**EXCERPTED DATA:**
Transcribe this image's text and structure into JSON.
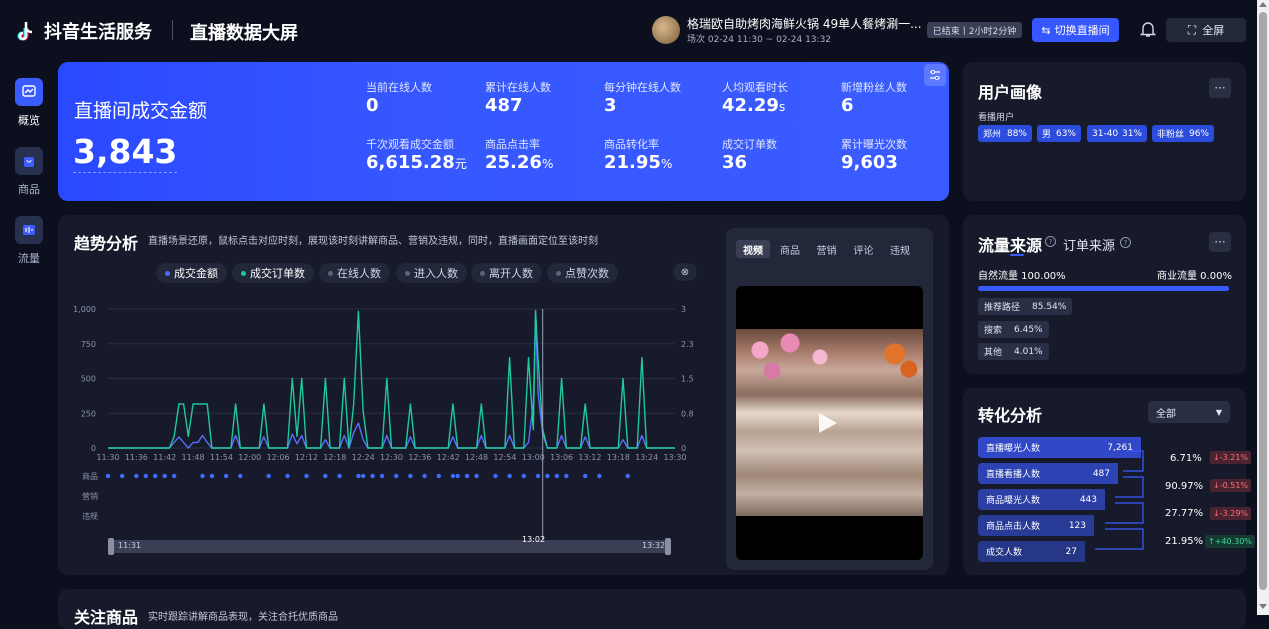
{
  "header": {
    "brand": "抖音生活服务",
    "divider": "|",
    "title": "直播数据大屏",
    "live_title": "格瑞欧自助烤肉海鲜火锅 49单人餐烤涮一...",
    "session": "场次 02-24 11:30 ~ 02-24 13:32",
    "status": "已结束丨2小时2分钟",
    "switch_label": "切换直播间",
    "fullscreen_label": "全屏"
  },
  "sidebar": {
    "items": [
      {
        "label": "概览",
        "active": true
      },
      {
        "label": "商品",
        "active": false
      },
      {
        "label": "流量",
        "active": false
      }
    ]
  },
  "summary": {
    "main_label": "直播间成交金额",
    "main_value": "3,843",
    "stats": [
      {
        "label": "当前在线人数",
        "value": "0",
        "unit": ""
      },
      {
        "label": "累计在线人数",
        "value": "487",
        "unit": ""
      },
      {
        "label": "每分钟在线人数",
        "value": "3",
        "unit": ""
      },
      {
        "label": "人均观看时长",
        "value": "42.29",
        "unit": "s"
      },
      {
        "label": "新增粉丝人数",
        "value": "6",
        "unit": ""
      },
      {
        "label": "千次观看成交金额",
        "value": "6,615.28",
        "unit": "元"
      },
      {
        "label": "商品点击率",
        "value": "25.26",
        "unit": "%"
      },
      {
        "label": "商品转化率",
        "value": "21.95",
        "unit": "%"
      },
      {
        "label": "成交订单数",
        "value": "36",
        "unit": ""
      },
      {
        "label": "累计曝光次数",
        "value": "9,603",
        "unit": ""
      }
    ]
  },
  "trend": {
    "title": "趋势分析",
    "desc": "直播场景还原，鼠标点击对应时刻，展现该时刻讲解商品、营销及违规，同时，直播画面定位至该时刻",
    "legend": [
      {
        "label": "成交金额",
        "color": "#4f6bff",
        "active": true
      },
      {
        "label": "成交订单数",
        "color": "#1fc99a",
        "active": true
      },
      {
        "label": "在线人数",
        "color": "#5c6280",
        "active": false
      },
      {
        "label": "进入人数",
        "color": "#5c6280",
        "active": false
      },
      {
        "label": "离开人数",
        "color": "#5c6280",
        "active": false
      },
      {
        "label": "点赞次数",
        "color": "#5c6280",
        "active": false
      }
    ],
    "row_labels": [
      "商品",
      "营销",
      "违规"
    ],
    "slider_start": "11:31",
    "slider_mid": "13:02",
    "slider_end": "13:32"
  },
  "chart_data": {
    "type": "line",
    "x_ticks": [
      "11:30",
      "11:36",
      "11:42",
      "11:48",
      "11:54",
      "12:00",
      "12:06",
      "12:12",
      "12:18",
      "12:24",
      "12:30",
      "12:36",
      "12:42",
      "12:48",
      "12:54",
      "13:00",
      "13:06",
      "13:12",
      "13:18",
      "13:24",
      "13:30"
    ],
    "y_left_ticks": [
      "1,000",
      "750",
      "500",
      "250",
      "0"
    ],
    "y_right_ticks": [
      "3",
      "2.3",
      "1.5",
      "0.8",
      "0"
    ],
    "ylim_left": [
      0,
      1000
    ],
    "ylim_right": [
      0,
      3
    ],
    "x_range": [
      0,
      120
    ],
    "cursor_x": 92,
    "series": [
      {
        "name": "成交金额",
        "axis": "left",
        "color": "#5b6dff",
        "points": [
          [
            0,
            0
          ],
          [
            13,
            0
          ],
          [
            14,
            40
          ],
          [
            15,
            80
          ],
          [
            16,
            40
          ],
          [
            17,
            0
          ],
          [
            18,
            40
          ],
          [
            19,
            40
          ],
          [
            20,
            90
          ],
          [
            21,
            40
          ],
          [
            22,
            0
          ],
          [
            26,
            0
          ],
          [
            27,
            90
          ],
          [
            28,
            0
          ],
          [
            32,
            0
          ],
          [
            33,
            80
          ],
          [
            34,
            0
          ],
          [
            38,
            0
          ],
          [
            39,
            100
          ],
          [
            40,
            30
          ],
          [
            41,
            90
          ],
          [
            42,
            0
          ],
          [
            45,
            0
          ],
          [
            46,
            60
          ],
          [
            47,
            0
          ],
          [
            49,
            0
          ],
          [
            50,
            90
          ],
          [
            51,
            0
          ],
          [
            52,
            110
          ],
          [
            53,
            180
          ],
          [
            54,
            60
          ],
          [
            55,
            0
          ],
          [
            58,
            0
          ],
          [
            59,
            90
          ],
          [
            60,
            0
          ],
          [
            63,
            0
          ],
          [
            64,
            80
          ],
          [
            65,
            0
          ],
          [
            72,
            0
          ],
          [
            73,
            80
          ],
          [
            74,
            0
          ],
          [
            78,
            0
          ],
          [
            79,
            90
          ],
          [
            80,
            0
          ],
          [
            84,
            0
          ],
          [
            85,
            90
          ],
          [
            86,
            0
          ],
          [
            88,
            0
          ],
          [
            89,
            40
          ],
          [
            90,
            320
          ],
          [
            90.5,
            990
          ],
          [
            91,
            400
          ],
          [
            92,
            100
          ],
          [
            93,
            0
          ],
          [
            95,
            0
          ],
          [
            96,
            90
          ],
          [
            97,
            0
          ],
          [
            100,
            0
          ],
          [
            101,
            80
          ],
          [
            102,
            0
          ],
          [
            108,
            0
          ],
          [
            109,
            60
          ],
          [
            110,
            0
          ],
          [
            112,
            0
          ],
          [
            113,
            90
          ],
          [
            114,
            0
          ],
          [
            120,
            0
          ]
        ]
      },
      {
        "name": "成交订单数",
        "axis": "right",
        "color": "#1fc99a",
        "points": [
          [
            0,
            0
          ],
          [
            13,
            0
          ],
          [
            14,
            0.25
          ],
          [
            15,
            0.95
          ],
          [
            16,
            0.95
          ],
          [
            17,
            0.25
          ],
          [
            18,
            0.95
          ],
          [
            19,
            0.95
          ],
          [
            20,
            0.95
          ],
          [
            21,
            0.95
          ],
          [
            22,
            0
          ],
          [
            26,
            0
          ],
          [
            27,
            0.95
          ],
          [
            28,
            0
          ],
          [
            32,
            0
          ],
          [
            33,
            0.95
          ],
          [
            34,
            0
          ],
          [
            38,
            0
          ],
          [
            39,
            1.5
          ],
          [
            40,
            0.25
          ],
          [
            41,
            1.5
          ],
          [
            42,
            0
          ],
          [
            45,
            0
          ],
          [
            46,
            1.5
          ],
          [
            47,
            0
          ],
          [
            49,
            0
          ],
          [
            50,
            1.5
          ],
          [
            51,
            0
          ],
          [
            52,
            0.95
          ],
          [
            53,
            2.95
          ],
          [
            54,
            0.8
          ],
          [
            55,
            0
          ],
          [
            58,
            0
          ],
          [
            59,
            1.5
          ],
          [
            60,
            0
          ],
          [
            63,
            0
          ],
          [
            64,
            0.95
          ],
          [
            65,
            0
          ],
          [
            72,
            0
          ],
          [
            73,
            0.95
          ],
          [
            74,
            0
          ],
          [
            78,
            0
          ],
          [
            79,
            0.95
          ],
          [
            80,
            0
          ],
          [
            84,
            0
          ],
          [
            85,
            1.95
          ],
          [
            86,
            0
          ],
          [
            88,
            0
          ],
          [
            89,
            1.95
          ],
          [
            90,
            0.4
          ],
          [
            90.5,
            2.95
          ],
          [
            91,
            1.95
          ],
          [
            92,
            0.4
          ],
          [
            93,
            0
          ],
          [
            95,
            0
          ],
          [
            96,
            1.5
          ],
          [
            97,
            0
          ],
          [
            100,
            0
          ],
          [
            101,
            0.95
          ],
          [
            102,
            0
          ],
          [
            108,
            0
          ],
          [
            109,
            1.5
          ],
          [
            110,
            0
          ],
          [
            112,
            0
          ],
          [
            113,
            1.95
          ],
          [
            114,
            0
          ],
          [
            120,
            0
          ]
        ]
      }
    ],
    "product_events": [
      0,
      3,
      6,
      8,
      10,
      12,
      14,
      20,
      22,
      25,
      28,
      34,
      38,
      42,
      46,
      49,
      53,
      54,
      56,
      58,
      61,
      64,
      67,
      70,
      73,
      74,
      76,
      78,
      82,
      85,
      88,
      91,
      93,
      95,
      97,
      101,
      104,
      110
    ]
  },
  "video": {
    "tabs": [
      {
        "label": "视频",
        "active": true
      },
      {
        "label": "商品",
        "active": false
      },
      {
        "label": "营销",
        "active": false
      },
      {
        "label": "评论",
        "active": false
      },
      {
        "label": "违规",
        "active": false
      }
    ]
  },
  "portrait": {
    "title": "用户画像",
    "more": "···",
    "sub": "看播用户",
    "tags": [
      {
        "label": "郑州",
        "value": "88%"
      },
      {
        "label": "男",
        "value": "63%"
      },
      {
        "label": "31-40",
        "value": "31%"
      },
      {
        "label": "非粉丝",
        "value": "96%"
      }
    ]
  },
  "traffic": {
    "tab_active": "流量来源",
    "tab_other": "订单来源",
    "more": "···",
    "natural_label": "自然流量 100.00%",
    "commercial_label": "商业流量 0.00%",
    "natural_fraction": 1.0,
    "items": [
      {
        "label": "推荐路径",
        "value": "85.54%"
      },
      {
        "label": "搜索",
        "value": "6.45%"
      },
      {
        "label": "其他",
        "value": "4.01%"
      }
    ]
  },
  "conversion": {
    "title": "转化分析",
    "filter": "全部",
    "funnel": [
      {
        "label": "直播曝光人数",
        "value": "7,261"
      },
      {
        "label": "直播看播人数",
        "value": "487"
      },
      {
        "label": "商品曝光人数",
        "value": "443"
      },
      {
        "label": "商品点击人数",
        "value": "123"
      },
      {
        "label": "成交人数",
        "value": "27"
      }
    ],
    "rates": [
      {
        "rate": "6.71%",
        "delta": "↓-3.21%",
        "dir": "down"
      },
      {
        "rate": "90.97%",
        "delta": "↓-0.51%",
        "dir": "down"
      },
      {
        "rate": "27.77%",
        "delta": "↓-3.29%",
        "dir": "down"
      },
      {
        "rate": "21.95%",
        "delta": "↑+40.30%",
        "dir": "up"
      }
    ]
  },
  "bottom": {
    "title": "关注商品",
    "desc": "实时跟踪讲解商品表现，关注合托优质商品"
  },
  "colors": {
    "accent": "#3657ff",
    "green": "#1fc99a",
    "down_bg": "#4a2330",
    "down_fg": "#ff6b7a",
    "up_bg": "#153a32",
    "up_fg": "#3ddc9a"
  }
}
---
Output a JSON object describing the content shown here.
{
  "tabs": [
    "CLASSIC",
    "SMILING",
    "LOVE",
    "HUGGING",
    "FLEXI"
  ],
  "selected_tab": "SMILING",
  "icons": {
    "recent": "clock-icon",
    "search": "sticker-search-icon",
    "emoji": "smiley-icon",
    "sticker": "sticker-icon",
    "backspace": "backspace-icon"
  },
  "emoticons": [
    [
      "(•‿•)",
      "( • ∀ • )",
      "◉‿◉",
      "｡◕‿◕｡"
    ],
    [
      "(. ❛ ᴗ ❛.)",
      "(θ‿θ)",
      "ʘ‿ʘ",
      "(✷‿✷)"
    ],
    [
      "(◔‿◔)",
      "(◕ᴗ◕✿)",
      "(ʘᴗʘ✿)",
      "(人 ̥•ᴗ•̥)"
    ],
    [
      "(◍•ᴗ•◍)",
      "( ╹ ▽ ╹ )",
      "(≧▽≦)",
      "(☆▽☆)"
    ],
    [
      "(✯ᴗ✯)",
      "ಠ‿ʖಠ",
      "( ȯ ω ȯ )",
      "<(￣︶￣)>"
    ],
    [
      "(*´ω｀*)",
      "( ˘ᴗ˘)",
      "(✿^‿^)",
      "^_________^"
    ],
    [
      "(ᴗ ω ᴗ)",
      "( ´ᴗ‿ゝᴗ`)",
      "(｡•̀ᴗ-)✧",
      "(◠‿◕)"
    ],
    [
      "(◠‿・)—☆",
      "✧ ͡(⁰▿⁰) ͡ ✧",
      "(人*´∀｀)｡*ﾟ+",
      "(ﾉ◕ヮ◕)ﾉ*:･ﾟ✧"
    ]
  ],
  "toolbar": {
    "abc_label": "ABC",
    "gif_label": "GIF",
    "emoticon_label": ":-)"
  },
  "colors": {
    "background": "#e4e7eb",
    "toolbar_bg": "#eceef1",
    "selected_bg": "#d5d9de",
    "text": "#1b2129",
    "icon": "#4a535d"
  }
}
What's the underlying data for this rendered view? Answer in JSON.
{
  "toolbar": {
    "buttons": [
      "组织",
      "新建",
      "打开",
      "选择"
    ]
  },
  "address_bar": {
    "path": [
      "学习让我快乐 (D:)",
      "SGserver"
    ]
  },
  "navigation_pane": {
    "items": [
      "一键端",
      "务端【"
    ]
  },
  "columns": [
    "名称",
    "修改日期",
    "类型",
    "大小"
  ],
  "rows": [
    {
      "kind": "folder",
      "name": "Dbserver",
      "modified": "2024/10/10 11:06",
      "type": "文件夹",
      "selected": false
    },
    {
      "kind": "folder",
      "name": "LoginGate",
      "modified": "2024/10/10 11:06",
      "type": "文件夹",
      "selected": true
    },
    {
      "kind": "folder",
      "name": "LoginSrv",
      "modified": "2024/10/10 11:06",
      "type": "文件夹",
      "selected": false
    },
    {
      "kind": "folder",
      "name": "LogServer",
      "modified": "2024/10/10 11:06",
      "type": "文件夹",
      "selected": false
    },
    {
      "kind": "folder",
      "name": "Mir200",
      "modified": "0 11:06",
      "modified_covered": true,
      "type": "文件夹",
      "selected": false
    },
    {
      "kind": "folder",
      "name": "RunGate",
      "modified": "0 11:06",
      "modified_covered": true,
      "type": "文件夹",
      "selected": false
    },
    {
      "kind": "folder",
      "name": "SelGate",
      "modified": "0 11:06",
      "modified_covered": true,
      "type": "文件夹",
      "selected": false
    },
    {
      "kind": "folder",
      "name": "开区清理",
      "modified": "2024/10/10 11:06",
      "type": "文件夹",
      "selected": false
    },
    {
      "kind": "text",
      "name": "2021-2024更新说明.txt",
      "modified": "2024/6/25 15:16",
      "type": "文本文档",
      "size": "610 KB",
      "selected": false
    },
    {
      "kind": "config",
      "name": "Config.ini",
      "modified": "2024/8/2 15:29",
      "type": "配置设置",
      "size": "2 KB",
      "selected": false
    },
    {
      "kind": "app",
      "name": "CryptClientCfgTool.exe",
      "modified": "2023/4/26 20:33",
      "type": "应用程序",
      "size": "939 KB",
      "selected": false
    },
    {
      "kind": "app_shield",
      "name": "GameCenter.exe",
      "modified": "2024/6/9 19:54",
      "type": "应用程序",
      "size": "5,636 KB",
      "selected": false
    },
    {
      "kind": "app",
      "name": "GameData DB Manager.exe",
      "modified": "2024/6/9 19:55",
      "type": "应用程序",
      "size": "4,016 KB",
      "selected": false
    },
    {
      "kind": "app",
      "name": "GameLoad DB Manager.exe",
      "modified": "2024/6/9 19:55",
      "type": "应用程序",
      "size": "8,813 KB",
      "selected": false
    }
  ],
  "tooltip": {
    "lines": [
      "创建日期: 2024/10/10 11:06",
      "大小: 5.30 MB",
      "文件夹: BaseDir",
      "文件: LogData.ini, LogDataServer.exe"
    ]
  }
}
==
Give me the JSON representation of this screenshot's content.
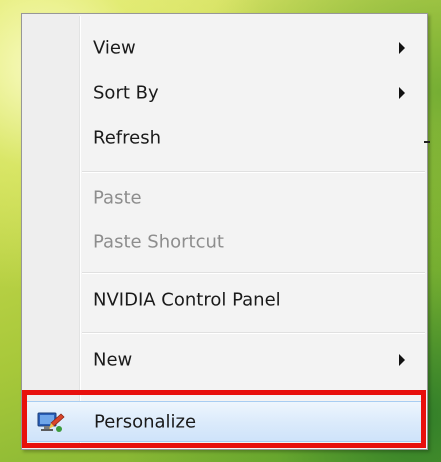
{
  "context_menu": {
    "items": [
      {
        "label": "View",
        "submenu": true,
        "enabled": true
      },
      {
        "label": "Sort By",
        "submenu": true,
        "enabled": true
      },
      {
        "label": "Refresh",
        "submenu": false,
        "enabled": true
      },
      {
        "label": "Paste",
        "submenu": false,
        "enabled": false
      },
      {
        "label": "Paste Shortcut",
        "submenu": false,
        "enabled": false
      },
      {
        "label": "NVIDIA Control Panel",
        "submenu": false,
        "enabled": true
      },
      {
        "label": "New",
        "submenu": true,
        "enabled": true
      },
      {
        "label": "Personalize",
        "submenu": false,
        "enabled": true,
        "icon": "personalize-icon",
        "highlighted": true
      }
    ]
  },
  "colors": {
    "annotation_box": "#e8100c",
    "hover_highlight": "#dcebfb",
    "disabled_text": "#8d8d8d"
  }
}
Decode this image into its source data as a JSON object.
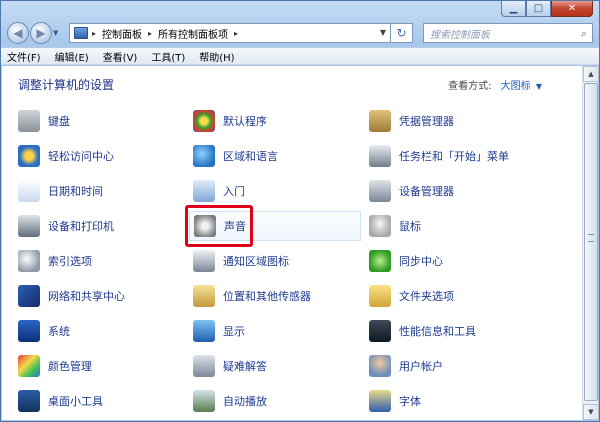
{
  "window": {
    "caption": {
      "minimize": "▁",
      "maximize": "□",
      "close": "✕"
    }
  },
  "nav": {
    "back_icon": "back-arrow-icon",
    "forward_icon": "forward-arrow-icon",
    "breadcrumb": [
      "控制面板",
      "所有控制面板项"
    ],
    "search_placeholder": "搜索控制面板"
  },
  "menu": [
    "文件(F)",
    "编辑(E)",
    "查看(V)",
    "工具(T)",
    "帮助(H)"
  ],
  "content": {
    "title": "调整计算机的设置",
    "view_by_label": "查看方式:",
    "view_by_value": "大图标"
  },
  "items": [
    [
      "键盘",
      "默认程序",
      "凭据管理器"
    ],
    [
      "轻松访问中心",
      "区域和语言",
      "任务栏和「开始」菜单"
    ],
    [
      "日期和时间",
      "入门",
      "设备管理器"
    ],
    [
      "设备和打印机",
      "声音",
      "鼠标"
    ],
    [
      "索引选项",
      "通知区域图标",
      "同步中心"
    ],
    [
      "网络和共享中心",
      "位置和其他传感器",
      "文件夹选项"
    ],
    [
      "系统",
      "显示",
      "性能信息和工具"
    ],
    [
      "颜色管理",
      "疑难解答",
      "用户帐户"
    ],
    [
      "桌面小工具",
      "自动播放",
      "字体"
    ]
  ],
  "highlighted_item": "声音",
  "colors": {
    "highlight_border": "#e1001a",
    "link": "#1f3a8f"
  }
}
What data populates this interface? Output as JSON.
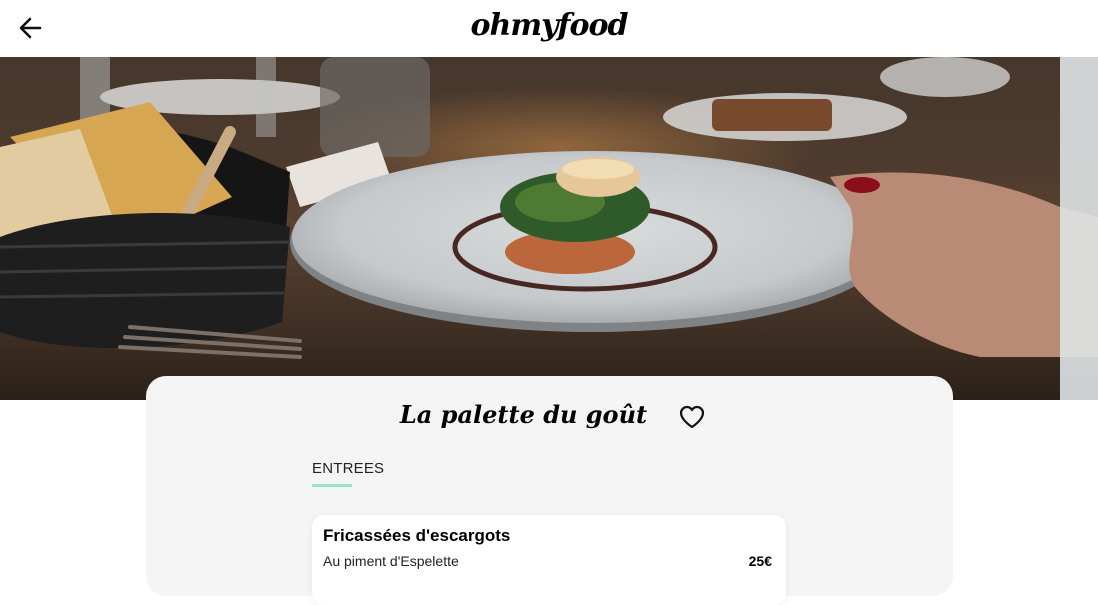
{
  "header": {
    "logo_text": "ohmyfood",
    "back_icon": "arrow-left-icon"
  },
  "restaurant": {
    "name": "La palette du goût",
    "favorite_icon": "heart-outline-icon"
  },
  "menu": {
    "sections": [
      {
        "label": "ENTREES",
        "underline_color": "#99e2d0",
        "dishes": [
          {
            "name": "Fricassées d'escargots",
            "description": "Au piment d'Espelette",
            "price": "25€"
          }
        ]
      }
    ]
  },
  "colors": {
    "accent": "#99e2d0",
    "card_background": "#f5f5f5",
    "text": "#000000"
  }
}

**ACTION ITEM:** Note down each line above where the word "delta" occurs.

**ANSWER SECTION:**
        "delta": "↓-3.21%",
        "delta": "↓-0.51%",
        "delta": "↓-3.29%",
        "delta": "↑+40.30%",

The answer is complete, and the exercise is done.